**What is expected**:
The answer must be every line from the entries below that contains "JSON".

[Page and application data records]
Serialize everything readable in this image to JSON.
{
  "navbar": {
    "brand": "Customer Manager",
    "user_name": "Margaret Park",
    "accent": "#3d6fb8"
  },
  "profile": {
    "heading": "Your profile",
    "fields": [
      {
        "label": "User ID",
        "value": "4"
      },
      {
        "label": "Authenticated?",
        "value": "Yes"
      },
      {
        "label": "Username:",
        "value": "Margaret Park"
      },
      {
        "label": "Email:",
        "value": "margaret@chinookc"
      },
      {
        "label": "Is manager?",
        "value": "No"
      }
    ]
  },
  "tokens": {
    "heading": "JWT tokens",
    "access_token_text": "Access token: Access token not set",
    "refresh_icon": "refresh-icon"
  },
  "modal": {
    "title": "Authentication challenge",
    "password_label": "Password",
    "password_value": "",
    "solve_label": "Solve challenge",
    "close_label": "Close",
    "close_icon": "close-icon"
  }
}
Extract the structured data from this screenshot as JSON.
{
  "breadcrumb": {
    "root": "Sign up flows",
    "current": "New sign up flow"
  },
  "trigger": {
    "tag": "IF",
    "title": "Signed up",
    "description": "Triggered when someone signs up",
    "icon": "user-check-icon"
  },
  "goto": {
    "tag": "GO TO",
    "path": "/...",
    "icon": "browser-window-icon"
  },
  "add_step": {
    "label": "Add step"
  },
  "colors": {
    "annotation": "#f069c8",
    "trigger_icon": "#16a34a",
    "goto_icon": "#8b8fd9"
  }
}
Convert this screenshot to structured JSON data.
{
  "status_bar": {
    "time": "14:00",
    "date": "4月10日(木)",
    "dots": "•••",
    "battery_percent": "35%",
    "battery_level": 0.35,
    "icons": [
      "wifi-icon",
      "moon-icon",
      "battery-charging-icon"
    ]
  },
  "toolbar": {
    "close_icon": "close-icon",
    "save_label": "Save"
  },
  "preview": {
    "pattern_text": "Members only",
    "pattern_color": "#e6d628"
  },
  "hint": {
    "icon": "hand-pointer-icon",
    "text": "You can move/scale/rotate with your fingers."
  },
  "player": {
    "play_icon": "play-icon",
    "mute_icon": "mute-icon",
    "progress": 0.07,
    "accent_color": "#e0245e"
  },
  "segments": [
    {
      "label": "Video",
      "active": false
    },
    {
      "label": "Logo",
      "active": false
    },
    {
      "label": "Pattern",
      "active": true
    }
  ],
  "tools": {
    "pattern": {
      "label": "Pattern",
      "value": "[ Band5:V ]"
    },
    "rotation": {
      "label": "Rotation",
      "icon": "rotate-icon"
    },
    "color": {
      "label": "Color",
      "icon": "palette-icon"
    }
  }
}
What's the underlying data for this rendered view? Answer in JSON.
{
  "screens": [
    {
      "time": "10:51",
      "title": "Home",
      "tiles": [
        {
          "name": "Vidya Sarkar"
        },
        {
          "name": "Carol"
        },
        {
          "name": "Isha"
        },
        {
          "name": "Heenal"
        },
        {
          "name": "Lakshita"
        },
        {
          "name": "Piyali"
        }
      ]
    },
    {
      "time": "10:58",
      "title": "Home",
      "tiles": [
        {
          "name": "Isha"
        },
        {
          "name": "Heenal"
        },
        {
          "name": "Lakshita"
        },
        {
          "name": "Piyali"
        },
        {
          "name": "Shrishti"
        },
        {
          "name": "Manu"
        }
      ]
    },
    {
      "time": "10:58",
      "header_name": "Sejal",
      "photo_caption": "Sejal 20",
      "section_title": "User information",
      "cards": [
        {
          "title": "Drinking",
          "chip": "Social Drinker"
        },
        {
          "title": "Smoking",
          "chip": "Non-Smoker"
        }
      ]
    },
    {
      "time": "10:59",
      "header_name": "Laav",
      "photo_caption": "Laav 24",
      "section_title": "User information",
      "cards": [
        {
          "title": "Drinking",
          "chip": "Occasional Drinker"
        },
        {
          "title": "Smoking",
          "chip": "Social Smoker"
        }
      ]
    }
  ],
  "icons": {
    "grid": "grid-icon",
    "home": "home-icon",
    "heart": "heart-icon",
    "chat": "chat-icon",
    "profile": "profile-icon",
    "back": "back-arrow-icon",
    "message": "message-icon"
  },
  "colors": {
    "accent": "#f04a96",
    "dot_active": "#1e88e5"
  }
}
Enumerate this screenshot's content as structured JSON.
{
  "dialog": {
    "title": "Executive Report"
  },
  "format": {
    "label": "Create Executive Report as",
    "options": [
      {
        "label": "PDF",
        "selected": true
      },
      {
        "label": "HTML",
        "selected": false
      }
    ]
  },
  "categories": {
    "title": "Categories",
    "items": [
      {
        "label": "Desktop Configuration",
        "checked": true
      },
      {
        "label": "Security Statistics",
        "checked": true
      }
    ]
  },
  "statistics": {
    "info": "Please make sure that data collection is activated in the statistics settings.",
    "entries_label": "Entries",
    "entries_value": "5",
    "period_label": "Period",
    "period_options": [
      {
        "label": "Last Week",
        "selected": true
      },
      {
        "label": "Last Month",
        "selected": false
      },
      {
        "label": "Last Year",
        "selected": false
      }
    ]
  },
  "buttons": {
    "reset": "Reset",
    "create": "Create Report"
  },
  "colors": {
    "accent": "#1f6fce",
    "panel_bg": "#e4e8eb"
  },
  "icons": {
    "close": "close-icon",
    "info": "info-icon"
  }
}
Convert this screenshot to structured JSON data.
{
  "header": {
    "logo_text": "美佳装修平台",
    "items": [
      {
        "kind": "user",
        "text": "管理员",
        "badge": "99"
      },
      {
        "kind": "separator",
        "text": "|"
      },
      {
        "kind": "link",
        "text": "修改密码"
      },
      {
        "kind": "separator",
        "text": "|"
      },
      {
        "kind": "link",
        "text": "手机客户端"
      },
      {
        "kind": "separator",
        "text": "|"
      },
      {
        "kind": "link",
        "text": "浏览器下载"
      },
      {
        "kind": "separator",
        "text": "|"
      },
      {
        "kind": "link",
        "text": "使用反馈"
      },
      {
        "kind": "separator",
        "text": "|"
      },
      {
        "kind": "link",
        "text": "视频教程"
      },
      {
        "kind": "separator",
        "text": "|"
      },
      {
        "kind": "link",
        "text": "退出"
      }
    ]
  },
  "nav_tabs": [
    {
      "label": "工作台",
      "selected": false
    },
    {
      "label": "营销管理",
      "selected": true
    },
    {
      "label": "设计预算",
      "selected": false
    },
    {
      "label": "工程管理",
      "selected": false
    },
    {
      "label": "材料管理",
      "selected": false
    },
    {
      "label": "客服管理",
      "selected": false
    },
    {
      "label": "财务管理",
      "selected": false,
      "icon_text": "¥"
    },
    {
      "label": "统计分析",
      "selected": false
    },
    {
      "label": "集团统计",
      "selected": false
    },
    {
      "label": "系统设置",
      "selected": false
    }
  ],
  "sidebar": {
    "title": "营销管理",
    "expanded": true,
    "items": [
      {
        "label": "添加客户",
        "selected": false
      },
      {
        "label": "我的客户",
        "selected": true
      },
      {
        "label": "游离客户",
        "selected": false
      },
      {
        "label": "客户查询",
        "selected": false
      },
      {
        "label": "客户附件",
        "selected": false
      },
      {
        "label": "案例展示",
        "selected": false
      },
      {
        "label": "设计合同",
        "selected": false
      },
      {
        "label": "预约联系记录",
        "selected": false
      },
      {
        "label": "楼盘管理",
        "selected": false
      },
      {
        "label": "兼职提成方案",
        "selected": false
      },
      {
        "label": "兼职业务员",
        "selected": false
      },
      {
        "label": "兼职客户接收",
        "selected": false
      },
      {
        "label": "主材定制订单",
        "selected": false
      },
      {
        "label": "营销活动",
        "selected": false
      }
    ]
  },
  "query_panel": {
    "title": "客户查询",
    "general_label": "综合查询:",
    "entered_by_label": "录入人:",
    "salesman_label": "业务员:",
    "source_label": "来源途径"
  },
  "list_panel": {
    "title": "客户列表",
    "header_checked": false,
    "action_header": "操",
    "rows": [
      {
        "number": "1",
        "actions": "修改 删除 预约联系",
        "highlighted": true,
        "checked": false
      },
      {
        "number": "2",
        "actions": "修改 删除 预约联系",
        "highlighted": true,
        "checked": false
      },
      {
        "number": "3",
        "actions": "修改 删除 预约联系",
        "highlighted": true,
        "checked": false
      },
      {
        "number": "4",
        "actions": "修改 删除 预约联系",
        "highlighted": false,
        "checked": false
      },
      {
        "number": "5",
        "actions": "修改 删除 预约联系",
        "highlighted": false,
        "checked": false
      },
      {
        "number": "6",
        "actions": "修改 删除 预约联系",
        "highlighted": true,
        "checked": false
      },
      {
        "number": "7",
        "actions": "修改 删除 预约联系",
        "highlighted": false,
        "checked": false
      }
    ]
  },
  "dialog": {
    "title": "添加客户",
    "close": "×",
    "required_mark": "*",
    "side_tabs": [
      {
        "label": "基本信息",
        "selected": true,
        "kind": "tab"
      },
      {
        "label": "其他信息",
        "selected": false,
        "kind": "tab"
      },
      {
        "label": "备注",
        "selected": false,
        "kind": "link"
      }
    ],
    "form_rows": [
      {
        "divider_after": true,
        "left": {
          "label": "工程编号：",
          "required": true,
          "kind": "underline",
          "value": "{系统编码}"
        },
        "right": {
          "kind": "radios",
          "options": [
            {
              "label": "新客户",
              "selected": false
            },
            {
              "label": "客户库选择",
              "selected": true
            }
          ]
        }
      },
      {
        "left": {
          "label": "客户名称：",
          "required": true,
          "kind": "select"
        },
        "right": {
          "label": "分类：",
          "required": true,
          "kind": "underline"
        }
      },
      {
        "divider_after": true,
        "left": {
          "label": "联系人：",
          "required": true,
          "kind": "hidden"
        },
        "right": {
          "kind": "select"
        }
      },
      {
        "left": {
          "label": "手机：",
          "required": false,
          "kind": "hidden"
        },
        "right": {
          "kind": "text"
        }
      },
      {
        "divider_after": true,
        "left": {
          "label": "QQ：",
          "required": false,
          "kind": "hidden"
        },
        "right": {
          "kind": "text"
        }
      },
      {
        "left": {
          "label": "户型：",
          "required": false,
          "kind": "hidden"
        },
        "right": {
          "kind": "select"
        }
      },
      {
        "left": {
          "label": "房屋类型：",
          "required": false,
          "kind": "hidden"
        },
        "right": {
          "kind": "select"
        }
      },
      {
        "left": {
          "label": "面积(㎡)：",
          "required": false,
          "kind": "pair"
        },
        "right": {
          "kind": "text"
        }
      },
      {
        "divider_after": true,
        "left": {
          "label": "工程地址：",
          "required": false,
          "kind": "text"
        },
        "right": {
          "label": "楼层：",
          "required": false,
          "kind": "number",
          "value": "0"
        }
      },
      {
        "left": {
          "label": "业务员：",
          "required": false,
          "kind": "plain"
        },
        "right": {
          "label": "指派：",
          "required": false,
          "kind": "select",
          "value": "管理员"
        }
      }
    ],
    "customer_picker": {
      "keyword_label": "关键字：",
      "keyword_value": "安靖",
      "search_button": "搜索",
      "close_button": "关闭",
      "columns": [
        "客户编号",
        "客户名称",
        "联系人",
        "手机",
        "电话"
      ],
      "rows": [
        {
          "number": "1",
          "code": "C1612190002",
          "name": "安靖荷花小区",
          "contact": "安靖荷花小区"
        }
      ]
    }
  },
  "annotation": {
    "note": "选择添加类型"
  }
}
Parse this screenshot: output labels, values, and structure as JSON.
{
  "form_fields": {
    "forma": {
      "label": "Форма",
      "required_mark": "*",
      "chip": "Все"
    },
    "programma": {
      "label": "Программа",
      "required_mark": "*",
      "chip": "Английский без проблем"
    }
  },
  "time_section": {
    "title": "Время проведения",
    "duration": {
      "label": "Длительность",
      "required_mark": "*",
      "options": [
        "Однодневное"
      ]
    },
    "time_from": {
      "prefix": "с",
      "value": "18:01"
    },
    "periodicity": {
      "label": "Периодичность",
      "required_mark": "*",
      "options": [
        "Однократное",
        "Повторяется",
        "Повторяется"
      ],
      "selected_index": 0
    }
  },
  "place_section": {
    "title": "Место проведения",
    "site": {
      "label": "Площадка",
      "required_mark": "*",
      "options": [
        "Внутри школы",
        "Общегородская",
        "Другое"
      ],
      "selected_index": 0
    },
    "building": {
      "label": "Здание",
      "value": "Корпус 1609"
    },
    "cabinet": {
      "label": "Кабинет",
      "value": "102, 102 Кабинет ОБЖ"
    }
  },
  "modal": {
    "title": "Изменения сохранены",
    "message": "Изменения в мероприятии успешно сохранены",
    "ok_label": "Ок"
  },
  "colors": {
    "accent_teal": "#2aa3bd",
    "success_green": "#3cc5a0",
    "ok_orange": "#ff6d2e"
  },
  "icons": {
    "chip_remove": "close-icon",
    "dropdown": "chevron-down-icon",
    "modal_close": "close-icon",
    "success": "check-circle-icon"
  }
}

**Exercise result**:
Serialize everything readable in this image to JSON.
Extract the structured data from this screenshot as JSON.
Convert this screenshot to structured JSON data.
What's the underlying data for this rendered view? Answer in JSON.
Enumerate this screenshot's content as structured JSON.
Convert this screenshot to structured JSON data.
Parse this screenshot: output labels, values, and structure as JSON.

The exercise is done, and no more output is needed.